■ DATA PROVIDED
- - - - -

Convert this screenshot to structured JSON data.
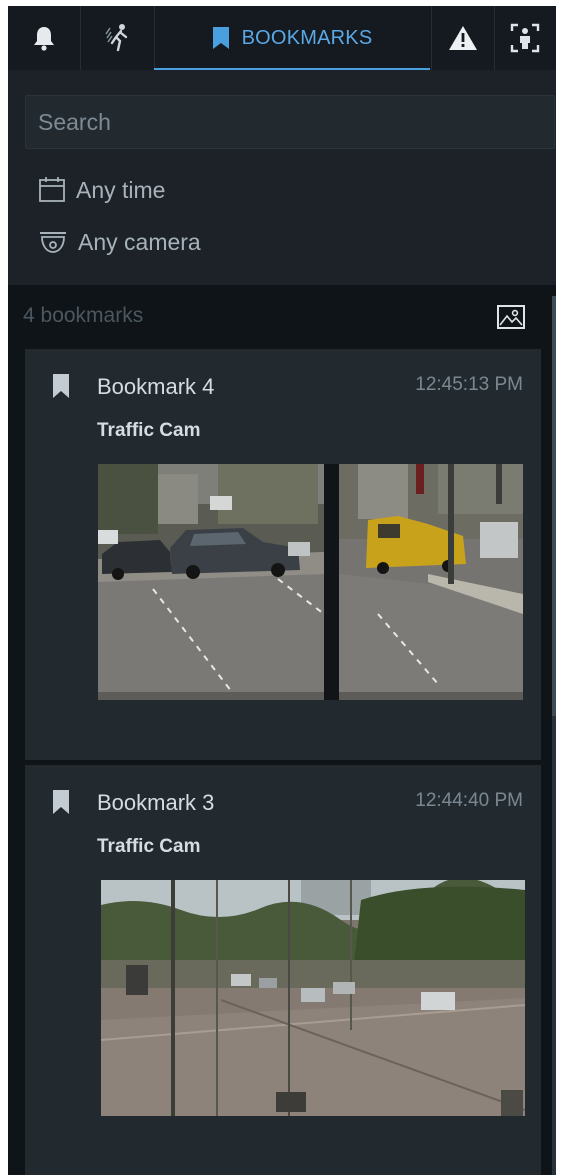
{
  "tabs": [
    {
      "id": "alarms",
      "icon": "bell-icon"
    },
    {
      "id": "motion",
      "icon": "motion-person-icon"
    },
    {
      "id": "bookmarks",
      "icon": "bookmark-icon",
      "label": "BOOKMARKS",
      "active": true
    },
    {
      "id": "alerts",
      "icon": "warning-icon"
    },
    {
      "id": "people",
      "icon": "person-detect-icon"
    }
  ],
  "filters": {
    "search_placeholder": "Search",
    "time_label": "Any time",
    "camera_label": "Any camera"
  },
  "list": {
    "count_label": "4 bookmarks"
  },
  "bookmarks": [
    {
      "title": "Bookmark 4",
      "time": "12:45:13 PM",
      "camera": "Traffic Cam"
    },
    {
      "title": "Bookmark 3",
      "time": "12:44:40 PM",
      "camera": "Traffic Cam"
    }
  ],
  "colors": {
    "accent": "#4a9fde",
    "panel": "#1c2227",
    "card": "#222a30"
  }
}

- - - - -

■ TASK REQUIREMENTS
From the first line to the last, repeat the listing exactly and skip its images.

■ WRITTEN ANSWER
Convert this screenshot to structured JSON data.
{
  "tabs": [
    {
      "id": "alarms",
      "icon": "bell-icon"
    },
    {
      "id": "motion",
      "icon": "motion-person-icon"
    },
    {
      "id": "bookmarks",
      "icon": "bookmark-icon",
      "label": "BOOKMARKS",
      "active": true
    },
    {
      "id": "alerts",
      "icon": "warning-icon"
    },
    {
      "id": "people",
      "icon": "person-detect-icon"
    }
  ],
  "filters": {
    "search_placeholder": "Search",
    "time_label": "Any time",
    "camera_label": "Any camera"
  },
  "list": {
    "count_label": "4 bookmarks"
  },
  "bookmarks": [
    {
      "title": "Bookmark 4",
      "time": "12:45:13 PM",
      "camera": "Traffic Cam"
    },
    {
      "title": "Bookmark 3",
      "time": "12:44:40 PM",
      "camera": "Traffic Cam"
    }
  ],
  "colors": {
    "accent": "#4a9fde",
    "panel": "#1c2227",
    "card": "#222a30"
  }
}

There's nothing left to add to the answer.